Jovita Gonzalez and Eve Raleigh's Caballero: A Historical Novel, a milestone in Mexican-American and Texas literature written during the 1930s and 1940s, centers on a mid-nineteenth-century Mexican landowner and his family living in the heart of southern Texas during a time of tumultuous change. After covering the American military occupation of South Texas, the story involves the reader in romances between two young lovers from opposing sides during the military conflict of the U.S.-Mexico War. Caballero's young protagonists fall in love but face struggles with race, class, gender and sexual contradictions. An introduction by Jose E. Limon, epilogue by Maria Cotera, and foreword by Thomas H. Kreneck offer a clear picture of the importance of the work to the study of Mexican-American and Texas history and to the feminist critique of culture. This work, long lost in a collection of private papers and unavailable until now, serves as a literary ethnography of South Texas-Mexican folklore customs and traditions.
History and Social Theory
Author: Peter Burke
Publisher: Polity
ISBN: 0745634079
Pages: 224
Year: 2005
View: 1041
Read: 631
What is the use of social theory to historians, and of history to social theorists? In clear and energetic prose, a pre–eminent cultural historian here offers a far–reaching response to these deceptively simple questions. In this classic text, now revised and updated in its second edition, Peter Burke reviews afresh the relationship between the fields of history and the social sciences and their tentative convergence in recent decades. Burke first examines what uses historians have made – or might make – of the models, methods, and concepts of the social sciences, and then analyzes some of the intellectual conflicts, such as the opposition between structure and human agency, which are at the heart of the tension between history and social theory. Throughout, he draws from a broad range of cultures and periods to illustrate how history, in turn, has been used to create and validate social theories. This new edition brings the book up to date with the addition of examples and discussions of new topics such as social capital, globalization and post–colonialism. The second edition of History and Social Theory will continue to stimulate both students and scholars across a range of disciplines with its challenging assessment of the roles of history and social science today.

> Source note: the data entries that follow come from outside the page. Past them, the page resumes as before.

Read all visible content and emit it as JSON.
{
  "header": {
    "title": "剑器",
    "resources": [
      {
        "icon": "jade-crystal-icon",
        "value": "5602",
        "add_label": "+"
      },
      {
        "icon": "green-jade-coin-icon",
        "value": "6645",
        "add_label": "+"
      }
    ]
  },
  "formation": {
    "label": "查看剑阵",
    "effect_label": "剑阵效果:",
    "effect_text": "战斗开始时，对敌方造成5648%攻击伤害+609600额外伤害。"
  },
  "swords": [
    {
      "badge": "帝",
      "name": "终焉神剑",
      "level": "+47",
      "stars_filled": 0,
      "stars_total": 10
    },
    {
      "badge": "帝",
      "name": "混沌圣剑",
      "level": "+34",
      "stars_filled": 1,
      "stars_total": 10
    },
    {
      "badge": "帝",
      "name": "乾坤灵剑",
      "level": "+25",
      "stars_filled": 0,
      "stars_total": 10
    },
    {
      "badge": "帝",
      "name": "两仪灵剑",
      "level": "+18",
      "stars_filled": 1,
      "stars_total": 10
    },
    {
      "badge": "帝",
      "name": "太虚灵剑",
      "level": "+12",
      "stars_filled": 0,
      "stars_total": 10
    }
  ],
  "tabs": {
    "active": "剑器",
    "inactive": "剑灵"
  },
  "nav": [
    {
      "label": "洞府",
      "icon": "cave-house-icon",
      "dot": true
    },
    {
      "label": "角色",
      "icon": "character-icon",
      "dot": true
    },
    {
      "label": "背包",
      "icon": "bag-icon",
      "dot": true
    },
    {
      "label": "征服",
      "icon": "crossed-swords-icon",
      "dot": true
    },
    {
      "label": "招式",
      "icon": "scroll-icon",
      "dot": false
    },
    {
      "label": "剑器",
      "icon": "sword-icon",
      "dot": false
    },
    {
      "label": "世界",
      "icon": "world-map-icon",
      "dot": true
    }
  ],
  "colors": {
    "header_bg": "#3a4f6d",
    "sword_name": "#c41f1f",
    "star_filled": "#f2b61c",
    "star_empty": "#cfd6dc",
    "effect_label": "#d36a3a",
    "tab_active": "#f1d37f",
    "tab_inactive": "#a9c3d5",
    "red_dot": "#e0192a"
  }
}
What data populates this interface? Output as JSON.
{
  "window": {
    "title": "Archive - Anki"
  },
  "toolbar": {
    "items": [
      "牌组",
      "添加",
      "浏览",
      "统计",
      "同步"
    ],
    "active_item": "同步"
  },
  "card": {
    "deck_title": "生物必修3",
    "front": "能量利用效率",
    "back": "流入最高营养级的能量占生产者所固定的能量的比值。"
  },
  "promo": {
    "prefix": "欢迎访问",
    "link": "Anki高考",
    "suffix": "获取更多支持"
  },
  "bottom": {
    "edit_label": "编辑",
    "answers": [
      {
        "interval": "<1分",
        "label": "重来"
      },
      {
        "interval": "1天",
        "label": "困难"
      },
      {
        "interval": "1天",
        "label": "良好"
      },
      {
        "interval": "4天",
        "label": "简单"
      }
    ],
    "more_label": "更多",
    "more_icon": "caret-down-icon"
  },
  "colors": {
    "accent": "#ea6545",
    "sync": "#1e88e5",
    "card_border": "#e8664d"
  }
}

Black San Francisco
Author: Albert S. Broussard
Publisher:
ISBN:
Pages: 323
Year: 1993
View: 974
Read: 253
When it came to racial equality in the early twentieth century, Albert S. Broussard argues, the liberal, progressive image of San Francisco was largely a facade. In this book, he challenges the rhetoric of progress and opportunity with evidence of the reality of inequality and shows how black San Franciscans struggled for equality in the same manner as their counterparts in the Midwest and East. Understanding the texture of the racial caste system in the city prior to 1954, he contends, is critical to understanding why blacks made so little progress in employment, housing, and politics despite the absence of segregation laws. Reconstructing the plight of San Francisco's black citizens, Broussard reveals a population that, despite its small size before 1940, did not accept second-class citizenship passively yet remained nonviolent into the 1960s. He also shows how World War II and the defense industry brought thousands of southern black migrants to the bay area. Ultimately, he demonstrates, these newcomers and native black residents formed coalitions with white liberals to attack racial inequality more vigorously and successfully than at any previous time in San Francisco's history.